One of the most intriguing aspects of the story, and a major factor in the almost-palpable sense of tension that permeates the film, is the idea that, while we’re going about our lives, there could be a dark force in motion of which we are completely unaware. All of those years that Simon spent building his life and becoming an adult, Gordo was out there…
A Difference of Perspective
The line between teasing and bullying can be razor-thin, and fluctuate greatly depending on which side of the equation you’re on. What one person may chalk up to an act of harmless play, another person may internalize as deeply hurtful behavior.
“One of the things that’s interesting about bullying,” Blum opines, “is everyone’s version of the events of bullying are often very different.”
“Things do stick,” Yeldham says, “they have a ripple effect.”
“On the one hand,” Edgerton adds, “it could be just one of those things that you did when you’re a kid, but whether it’s that or a willful, deceptive act, it can snowball and have a massively damaging effect on another person’s life.”
Why some people are able to move on from youthful torment and others are profoundly scarred remains a mystery.
“I feel like almost everyone has been bullied in school,” Grau says, “as bad as it is, it’s human nature of the kids we all were at one time.”
“That stuff informs the way you behave as an adult,” Bateman adds, “all those marks and scars are established early on. It never truly leaves you.”
“So when I wrote this,” Edgerton explains, “I was interested in the question of where are those people that bullied us in the past?

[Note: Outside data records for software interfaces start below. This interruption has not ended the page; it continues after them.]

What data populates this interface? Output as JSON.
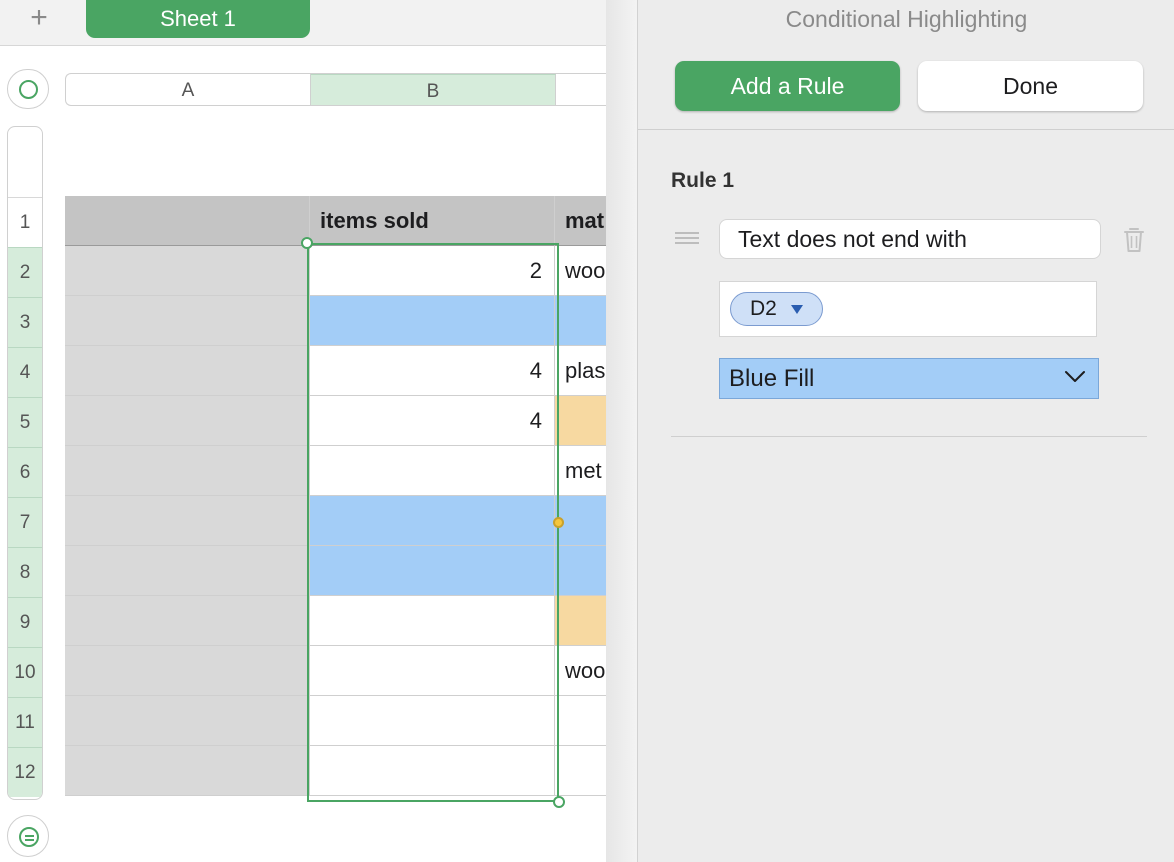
{
  "toolbar": {
    "add_sheet": "+",
    "sheet_tab": "Sheet 1"
  },
  "columns": [
    "A",
    "B"
  ],
  "rows": [
    "1",
    "2",
    "3",
    "4",
    "5",
    "6",
    "7",
    "8",
    "9",
    "10",
    "11",
    "12"
  ],
  "table": {
    "header": {
      "col_b": "items sold",
      "col_c": "mat"
    },
    "cells_b": {
      "r2": "2",
      "r4": "4",
      "r5": "4"
    },
    "cells_c": {
      "r2": "woo",
      "r4": "plas",
      "r6": "met",
      "r10": "woo"
    }
  },
  "colors": {
    "accent": "#4aa563",
    "blue_fill": "#a3cdf7",
    "orange_fill": "#f7d9a1",
    "header_fill": "#c4c4c4"
  },
  "panel": {
    "title": "Conditional Highlighting",
    "add_rule": "Add a Rule",
    "done": "Done",
    "rule": {
      "title": "Rule 1",
      "condition": "Text does not end with",
      "reference": "D2",
      "style": "Blue Fill"
    }
  },
  "icons": [
    "plus-icon",
    "select-all-icon",
    "add-row-icon",
    "drag-handle-icon",
    "trash-icon",
    "chevron-down-icon",
    "triangle-down-icon"
  ]
}
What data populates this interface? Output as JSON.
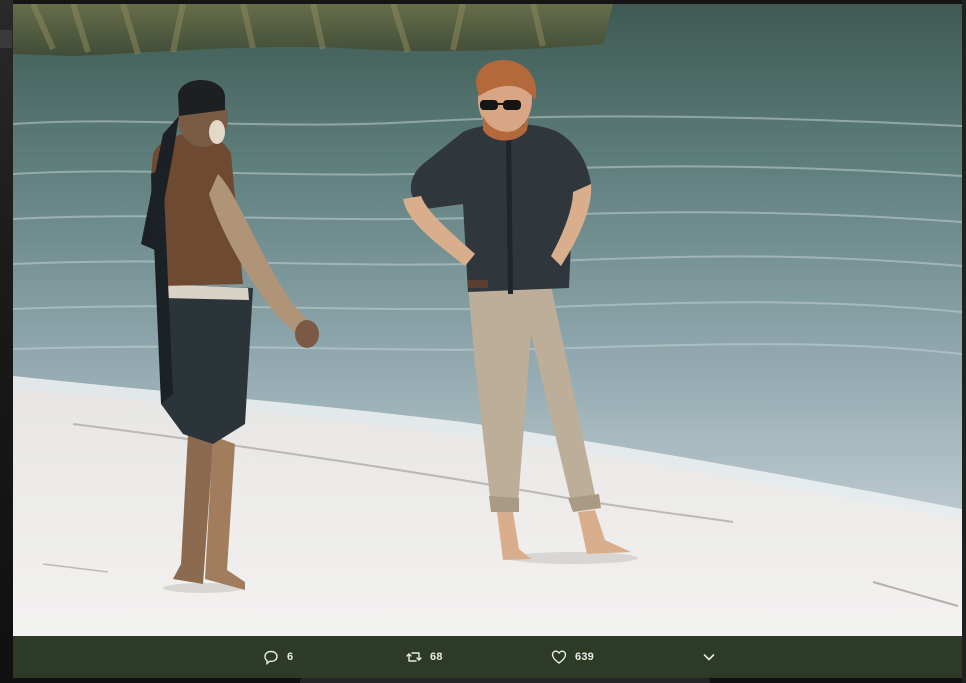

Or the ones that we bullied? I wanted to hold a mirror up through this story, about taking responsibility for our past and our actions but with a real sense of mystery and intrigue.”
So can bygones ever really bygones? Not surprisingly, there is no real consensus, even among the makers of the film.
“I don’t know if it’s possible,” Blum admits. “I think it’s something with which we all struggle.”
“It’s not always possible,” Grau agrees, “but we should try. The past affects how we live now and you can’t refuse it. It helps us to be who we are, but you can’t get stuck in it, either.”
“Forgive, but don’t forget,” Bateman proffers, “I think everybody’s kind of like that, unless you’re blissfully ignorant and you have the ability to forget. It doesn’t mean you need to carry resentment, but it’s helpful to redraw boundaries and expectations with people.”
“I think it’s possible to forgive and forget anything,” says Allison Tolman, who plays ‘Lucy,’ “if you put your mind to it.”
“We’re all changeable beings,” Hall concurs emphatically, “it has to be possible. I think we’re in real trouble if you can’t get over bad things that happen to you.”
What The Gift addresses is what happens when someone is faced with a person who can’t get over the past. At what point does a sense of civility fall away, and uneasiness over a bygone person’s sudden reappearance in your life give way to a building sense of terror?